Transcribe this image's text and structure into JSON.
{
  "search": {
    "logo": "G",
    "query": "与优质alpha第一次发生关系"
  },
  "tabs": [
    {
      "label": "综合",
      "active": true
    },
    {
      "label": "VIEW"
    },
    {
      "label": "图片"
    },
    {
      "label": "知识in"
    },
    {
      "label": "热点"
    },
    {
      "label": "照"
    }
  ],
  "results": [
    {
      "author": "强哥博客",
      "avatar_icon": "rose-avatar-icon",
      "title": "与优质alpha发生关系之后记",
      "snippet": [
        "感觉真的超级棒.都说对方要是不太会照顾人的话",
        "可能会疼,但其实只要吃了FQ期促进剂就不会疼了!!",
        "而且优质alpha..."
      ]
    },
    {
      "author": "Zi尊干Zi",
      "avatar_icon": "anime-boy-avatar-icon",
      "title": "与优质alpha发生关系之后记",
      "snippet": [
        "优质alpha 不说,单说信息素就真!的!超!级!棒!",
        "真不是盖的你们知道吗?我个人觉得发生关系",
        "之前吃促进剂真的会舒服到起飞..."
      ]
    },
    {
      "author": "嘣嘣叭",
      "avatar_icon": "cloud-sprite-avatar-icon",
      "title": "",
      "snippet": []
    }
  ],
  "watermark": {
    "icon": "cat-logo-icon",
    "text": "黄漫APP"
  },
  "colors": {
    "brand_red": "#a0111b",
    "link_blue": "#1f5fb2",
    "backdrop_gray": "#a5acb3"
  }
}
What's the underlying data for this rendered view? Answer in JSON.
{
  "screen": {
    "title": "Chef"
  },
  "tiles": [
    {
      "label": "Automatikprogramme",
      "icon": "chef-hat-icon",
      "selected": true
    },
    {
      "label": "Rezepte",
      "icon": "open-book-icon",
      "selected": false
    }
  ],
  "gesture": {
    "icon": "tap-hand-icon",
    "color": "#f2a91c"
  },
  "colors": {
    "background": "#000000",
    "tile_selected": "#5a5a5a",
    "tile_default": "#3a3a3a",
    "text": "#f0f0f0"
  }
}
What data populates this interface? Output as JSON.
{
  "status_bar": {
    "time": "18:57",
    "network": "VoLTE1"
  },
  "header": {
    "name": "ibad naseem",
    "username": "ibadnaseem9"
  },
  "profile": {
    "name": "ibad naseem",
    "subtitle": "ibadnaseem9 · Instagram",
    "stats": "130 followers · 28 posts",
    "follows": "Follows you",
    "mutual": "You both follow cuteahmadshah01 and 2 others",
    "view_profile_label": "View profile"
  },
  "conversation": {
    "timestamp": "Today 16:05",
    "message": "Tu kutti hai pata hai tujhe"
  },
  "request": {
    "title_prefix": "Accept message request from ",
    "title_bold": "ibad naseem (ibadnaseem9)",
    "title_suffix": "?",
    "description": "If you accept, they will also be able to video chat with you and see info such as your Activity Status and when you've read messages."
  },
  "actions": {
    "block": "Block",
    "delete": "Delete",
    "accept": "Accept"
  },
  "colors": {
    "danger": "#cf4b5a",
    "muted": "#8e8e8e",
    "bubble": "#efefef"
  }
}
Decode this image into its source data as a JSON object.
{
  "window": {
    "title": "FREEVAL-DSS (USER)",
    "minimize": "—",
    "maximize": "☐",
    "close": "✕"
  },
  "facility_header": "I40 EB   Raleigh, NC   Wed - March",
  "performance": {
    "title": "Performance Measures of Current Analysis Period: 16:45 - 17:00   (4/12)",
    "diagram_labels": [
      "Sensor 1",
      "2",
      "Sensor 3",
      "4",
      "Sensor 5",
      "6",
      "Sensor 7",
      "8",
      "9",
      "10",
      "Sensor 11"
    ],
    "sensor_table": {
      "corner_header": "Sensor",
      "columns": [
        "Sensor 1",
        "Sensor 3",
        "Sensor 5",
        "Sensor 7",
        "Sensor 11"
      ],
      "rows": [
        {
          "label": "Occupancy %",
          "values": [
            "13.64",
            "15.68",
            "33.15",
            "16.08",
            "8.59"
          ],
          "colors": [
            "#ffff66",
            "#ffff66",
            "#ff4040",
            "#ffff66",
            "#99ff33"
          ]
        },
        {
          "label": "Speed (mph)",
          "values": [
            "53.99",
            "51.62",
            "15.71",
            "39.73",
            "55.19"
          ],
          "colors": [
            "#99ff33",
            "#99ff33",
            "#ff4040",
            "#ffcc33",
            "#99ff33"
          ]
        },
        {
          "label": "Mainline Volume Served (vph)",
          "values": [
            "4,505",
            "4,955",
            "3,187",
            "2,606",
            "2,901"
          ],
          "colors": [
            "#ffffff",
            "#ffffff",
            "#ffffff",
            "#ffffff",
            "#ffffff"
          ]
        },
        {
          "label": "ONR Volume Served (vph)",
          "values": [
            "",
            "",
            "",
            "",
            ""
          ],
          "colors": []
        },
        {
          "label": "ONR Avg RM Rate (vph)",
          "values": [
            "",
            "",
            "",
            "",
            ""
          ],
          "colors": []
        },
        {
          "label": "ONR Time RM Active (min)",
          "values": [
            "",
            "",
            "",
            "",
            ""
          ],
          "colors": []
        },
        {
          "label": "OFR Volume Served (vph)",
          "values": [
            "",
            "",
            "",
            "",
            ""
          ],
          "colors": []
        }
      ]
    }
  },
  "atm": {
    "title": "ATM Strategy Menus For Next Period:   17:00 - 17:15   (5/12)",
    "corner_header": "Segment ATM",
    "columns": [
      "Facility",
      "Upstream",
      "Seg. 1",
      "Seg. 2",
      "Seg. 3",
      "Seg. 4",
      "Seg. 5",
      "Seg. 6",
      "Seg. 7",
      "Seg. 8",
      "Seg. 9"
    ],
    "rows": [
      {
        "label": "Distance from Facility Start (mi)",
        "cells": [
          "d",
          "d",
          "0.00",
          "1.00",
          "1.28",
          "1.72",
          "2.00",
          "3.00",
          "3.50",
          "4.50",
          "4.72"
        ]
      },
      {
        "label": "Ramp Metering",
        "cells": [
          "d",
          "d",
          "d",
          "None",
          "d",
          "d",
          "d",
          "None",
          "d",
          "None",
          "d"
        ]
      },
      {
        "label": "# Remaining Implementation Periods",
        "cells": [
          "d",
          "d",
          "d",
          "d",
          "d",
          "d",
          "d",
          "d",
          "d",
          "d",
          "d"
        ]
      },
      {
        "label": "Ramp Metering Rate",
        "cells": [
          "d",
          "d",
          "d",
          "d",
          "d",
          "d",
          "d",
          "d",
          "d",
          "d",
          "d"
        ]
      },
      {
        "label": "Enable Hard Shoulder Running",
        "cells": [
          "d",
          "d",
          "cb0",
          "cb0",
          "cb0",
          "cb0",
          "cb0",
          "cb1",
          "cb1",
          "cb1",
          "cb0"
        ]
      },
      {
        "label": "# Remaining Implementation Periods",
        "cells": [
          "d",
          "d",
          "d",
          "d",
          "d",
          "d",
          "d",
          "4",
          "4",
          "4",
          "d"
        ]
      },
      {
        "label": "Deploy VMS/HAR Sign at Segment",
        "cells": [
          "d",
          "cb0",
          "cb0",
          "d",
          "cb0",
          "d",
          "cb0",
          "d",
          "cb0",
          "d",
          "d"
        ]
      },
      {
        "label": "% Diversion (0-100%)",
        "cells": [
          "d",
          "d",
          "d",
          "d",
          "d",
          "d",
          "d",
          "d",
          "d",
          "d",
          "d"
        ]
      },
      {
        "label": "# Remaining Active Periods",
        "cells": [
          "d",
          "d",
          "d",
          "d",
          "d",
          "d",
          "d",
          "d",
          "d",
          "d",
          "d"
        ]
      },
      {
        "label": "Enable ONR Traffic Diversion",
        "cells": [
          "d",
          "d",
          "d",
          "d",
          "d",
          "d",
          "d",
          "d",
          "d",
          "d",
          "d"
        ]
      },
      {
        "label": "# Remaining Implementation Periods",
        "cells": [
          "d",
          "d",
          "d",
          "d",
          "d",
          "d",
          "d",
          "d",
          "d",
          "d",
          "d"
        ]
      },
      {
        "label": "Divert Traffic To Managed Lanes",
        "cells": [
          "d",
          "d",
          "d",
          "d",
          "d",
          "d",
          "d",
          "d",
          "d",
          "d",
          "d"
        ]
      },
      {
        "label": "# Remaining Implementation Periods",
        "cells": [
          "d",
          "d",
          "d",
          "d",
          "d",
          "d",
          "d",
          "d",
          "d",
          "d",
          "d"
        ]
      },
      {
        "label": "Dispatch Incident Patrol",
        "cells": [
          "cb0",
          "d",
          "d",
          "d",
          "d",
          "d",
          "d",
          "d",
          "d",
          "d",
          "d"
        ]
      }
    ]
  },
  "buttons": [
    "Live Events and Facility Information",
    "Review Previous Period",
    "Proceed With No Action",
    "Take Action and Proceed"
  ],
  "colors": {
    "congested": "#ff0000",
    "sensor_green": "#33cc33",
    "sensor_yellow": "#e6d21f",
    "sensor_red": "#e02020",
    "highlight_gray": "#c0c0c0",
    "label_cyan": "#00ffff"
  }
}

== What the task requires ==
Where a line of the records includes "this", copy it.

== Answer box ==
Transcribe this image's text and structure into JSON.
What's the underlying data for this rendered view? Answer in JSON.
What data populates this interface? Output as JSON.
Decode this image into its source data as a JSON object.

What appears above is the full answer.